How important are Chinese language skills as a foreigner in China?
Happy New Year to everyone out there:) I’m now back in the office after 2 weeks of travelling through China.
One thing I learned in those two weeks is that a little Chinese can help a lot, especially because a lot of Chinese people aren’t very good or don’t even speak a word in English. Even in cities like Beijing and Shanghai you will sometimes have problems communicating what you want.
When I first arrived in China for my internship the first problem was the communication – because of a delay of my flight I couldn’t get the ferry to Zhuhai. BUT there was no one who could explain the problem – they tried to speak English but I couldn’t understand a word.
Same problem was with the taxi drivers – in general you must be very lucky if you find an English speaking taxi driver in Zhuhai 🙂 During shopping in the underground markets, where you have to bargain for the price it’s even harder – haggling is not easy if both parties don’t speak the same language.
There are a lot more situations where I was lost without any help of the other interns, who already had Chinese classes. Honestly I felt stupid, like a small child that couldn’t do anything without help.
That’s why I decided to start Chinese language classes.

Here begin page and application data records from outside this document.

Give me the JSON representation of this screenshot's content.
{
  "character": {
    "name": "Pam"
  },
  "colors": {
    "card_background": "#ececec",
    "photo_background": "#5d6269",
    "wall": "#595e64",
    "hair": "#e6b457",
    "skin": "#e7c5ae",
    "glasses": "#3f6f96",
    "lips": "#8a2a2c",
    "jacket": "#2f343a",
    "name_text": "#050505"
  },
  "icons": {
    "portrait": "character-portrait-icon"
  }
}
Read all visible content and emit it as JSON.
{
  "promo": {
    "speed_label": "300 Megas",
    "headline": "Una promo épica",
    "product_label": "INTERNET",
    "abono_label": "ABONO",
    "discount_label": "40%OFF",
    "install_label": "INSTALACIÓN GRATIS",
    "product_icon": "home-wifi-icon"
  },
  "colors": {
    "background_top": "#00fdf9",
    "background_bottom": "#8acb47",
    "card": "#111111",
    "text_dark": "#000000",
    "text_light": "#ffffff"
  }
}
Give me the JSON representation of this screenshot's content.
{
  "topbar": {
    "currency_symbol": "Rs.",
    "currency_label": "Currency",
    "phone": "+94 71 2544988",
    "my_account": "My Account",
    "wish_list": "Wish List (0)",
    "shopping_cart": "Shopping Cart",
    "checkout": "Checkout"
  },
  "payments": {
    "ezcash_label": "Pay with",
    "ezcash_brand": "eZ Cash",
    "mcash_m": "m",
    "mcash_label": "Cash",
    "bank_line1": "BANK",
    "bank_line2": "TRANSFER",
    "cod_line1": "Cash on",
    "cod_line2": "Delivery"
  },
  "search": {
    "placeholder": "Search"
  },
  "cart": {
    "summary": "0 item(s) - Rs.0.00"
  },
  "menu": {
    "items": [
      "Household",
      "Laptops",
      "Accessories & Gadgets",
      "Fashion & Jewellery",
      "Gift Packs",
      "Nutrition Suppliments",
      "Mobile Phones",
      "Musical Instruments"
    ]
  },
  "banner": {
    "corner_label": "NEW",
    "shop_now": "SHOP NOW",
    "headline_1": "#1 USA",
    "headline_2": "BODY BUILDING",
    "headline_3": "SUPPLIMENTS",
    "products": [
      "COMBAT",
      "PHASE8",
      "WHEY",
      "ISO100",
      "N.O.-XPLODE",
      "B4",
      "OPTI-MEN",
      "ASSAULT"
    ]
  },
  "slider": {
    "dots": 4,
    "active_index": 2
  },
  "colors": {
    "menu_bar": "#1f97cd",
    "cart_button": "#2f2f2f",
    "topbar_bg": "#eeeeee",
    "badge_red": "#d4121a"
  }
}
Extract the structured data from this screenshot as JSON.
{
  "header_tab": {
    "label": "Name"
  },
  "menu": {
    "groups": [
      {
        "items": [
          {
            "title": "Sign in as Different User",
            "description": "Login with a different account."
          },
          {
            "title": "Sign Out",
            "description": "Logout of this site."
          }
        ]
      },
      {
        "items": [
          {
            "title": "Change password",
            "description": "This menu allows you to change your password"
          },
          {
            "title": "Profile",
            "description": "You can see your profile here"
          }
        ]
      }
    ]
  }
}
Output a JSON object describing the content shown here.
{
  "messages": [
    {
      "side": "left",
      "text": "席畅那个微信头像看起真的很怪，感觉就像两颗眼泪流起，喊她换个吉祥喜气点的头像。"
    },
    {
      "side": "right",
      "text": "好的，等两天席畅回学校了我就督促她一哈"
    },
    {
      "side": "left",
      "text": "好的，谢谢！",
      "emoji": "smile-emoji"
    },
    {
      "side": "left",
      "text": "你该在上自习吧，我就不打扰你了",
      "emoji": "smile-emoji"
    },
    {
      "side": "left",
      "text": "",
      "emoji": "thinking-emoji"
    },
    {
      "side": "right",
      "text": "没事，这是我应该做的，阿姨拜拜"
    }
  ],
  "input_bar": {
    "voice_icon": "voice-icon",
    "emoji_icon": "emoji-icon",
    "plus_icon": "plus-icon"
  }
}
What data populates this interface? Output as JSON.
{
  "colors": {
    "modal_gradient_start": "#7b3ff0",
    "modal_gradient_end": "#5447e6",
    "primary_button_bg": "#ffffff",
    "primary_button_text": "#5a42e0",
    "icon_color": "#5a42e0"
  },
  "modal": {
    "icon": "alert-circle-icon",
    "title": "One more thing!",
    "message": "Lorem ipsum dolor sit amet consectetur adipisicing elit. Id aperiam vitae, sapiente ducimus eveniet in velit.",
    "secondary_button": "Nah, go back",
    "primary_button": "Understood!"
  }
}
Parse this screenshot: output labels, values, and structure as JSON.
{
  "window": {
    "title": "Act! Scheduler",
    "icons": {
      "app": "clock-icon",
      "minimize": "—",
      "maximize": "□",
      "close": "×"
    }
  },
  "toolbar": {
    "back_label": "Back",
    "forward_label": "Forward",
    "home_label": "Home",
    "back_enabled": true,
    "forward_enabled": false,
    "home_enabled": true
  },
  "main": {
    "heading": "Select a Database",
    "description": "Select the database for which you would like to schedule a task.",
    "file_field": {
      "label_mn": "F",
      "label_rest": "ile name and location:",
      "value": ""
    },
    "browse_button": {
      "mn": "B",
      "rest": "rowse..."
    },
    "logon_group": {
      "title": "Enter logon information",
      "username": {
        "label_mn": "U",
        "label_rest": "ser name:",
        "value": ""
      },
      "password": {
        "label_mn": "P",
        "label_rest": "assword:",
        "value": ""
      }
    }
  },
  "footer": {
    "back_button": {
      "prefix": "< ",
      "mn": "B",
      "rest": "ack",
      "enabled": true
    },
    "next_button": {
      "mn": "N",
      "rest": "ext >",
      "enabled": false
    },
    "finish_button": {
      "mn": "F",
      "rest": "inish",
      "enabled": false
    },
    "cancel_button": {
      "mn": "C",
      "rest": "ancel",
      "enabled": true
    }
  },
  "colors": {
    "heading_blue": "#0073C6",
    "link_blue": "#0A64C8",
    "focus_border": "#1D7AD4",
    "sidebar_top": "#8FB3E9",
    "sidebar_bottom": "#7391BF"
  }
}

I just talked with Morgan, our Office Manager in Zhuhai and the following week my Chinese classes begun. The best is to have a private teacher, 1 to 1 classes – so the teacher can slow down if you need more time or if you already know a little Chinese you will start at your level. I took 2 hours twice a week, so every Monday and Friday after work I went to the language school and expanded my language skills. As it is a private teacher you can arrange the time individually which is an advantage, especially when you have a full-time internship.
During my tour through China I was glad to be able to communicate at least a little with the people. Very often it was about ordering food in the restaurant or asking for directions. There are some basic things you really need to know and then it will be easier for you to live and travel in China.
As a bonus it also looks nice on your CV to have a language like Chinese – even if it is just the very basic. I hope this will help me in my future career, when I have meetings with colleagues from China – as Chinese people are very impressed when you can speak a little Chinese 🙂